§ Work required
Nothing in the data may be altered, so output all of it exactly.

[Element data from apps and pages]
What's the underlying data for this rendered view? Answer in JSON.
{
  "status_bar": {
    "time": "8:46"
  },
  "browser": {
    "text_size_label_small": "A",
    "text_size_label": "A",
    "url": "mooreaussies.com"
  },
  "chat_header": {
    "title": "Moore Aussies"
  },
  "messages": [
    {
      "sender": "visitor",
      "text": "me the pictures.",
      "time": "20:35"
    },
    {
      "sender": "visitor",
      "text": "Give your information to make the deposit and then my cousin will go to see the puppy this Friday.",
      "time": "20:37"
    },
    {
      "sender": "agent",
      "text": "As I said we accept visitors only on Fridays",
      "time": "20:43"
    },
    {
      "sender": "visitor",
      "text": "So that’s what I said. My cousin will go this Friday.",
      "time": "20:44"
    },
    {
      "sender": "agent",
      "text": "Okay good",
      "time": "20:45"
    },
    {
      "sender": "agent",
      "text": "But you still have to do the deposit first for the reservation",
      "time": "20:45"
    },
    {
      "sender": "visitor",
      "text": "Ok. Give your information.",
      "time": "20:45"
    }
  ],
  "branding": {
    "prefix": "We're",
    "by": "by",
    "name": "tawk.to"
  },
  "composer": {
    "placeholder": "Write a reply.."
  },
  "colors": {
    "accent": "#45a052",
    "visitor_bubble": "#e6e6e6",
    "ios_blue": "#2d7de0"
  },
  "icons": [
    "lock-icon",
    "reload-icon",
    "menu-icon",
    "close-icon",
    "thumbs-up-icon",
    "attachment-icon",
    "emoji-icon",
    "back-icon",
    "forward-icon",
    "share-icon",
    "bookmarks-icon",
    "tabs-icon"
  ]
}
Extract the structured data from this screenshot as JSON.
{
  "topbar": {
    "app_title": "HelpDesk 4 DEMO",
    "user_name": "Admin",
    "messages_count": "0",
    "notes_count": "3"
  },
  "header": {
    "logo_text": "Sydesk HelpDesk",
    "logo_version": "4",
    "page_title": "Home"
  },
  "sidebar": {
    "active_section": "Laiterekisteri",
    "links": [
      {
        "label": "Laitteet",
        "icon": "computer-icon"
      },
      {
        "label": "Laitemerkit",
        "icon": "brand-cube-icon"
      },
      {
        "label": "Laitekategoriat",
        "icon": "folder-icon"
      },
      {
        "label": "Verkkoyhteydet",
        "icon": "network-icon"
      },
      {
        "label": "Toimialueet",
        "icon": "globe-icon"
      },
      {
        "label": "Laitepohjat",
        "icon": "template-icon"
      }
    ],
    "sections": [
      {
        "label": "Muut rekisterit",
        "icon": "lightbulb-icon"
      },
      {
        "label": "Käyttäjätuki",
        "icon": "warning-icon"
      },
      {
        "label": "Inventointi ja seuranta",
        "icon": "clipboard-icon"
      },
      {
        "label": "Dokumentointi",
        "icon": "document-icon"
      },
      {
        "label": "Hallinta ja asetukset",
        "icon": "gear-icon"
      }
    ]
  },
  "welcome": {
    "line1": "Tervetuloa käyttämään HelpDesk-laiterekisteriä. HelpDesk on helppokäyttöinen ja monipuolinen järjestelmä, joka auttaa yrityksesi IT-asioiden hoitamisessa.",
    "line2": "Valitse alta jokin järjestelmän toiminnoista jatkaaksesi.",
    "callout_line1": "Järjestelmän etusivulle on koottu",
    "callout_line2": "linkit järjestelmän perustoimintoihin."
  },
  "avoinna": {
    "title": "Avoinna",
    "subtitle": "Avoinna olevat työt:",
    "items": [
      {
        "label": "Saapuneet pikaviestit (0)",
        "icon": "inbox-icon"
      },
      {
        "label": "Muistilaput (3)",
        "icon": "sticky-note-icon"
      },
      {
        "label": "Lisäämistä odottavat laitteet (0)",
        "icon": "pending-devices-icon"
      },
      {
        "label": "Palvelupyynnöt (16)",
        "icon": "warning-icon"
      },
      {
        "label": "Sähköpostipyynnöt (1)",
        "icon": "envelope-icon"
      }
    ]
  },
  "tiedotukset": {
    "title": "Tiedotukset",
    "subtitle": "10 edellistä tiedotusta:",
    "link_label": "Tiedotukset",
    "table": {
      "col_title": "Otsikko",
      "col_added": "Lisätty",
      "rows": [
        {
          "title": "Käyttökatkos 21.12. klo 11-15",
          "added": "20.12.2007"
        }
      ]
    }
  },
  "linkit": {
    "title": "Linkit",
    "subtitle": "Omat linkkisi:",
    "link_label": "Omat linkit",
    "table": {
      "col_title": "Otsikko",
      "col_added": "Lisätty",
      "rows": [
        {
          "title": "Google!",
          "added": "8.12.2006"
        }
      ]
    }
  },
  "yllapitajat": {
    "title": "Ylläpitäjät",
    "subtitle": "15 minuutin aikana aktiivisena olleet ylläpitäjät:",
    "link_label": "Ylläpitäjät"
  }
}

§ Result below
What's the underlying data for this rendered view? Answer in JSON.
{
  "status_bar": {
    "time": "8:46"
  },
  "browser": {
    "text_size_label_small": "A",
    "text_size_label": "A",
    "url": "mooreaussies.com"
  },
  "chat_header": {
    "title": "Moore Aussies"
  },
  "messages": [
    {
      "sender": "visitor",
      "text": "me the pictures.",
      "time": "20:35"
    },
    {
      "sender": "visitor",
      "text": "Give your information to make the deposit and then my cousin will go to see the puppy this Friday.",
      "time": "20:37"
    },
    {
      "sender": "agent",
      "text": "As I said we accept visitors only on Fridays",
      "time": "20:43"
    },
    {
      "sender": "visitor",
      "text": "So that’s what I said. My cousin will go this Friday.",
      "time": "20:44"
    },
    {
      "sender": "agent",
      "text": "Okay good",
      "time": "20:45"
    },
    {
      "sender": "agent",
      "text": "But you still have to do the deposit first for the reservation",
      "time": "20:45"
    },
    {
      "sender": "visitor",
      "text": "Ok. Give your information.",
      "time": "20:45"
    }
  ],
  "branding": {
    "prefix": "We're",
    "by": "by",
    "name": "tawk.to"
  },
  "composer": {
    "placeholder": "Write a reply.."
  },
  "colors": {
    "accent": "#45a052",
    "visitor_bubble": "#e6e6e6",
    "ios_blue": "#2d7de0"
  },
  "icons": [
    "lock-icon",
    "reload-icon",
    "menu-icon",
    "close-icon",
    "thumbs-up-icon",
    "attachment-icon",
    "emoji-icon",
    "back-icon",
    "forward-icon",
    "share-icon",
    "bookmarks-icon",
    "tabs-icon"
  ]
}
Extract the structured data from this screenshot as JSON.
{
  "topbar": {
    "app_title": "HelpDesk 4 DEMO",
    "user_name": "Admin",
    "messages_count": "0",
    "notes_count": "3"
  },
  "header": {
    "logo_text": "Sydesk HelpDesk",
    "logo_version": "4",
    "page_title": "Home"
  },
  "sidebar": {
    "active_section": "Laiterekisteri",
    "links": [
      {
        "label": "Laitteet",
        "icon": "computer-icon"
      },
      {
        "label": "Laitemerkit",
        "icon": "brand-cube-icon"
      },
      {
        "label": "Laitekategoriat",
        "icon": "folder-icon"
      },
      {
        "label": "Verkkoyhteydet",
        "icon": "network-icon"
      },
      {
        "label": "Toimialueet",
        "icon": "globe-icon"
      },
      {
        "label": "Laitepohjat",
        "icon": "template-icon"
      }
    ],
    "sections": [
      {
        "label": "Muut rekisterit",
        "icon": "lightbulb-icon"
      },
      {
        "label": "Käyttäjätuki",
        "icon": "warning-icon"
      },
      {
        "label": "Inventointi ja seuranta",
        "icon": "clipboard-icon"
      },
      {
        "label": "Dokumentointi",
        "icon": "document-icon"
      },
      {
        "label": "Hallinta ja asetukset",
        "icon": "gear-icon"
      }
    ]
  },
  "welcome": {
    "line1": "Tervetuloa käyttämään HelpDesk-laiterekisteriä. HelpDesk on helppokäyttöinen ja monipuolinen järjestelmä, joka auttaa yrityksesi IT-asioiden hoitamisessa.",
    "line2": "Valitse alta jokin järjestelmän toiminnoista jatkaaksesi.",
    "callout_line1": "Järjestelmän etusivulle on koottu",
    "callout_line2": "linkit järjestelmän perustoimintoihin."
  },
  "avoinna": {
    "title": "Avoinna",
    "subtitle": "Avoinna olevat työt:",
    "items": [
      {
        "label": "Saapuneet pikaviestit (0)",
        "icon": "inbox-icon"
      },
      {
        "label": "Muistilaput (3)",
        "icon": "sticky-note-icon"
      },
      {
        "label": "Lisäämistä odottavat laitteet (0)",
        "icon": "pending-devices-icon"
      },
      {
        "label": "Palvelupyynnöt (16)",
        "icon": "warning-icon"
      },
      {
        "label": "Sähköpostipyynnöt (1)",
        "icon": "envelope-icon"
      }
    ]
  },
  "tiedotukset": {
    "title": "Tiedotukset",
    "subtitle": "10 edellistä tiedotusta:",
    "link_label": "Tiedotukset",
    "table": {
      "col_title": "Otsikko",
      "col_added": "Lisätty",
      "rows": [
        {
          "title": "Käyttökatkos 21.12. klo 11-15",
          "added": "20.12.2007"
        }
      ]
    }
  },
  "linkit": {
    "title": "Linkit",
    "subtitle": "Omat linkkisi:",
    "link_label": "Omat linkit",
    "table": {
      "col_title": "Otsikko",
      "col_added": "Lisätty",
      "rows": [
        {
          "title": "Google!",
          "added": "8.12.2006"
        }
      ]
    }
  },
  "yllapitajat": {
    "title": "Ylläpitäjät",
    "subtitle": "15 minuutin aikana aktiivisena olleet ylläpitäjät:",
    "link_label": "Ylläpitäjät"
  }
}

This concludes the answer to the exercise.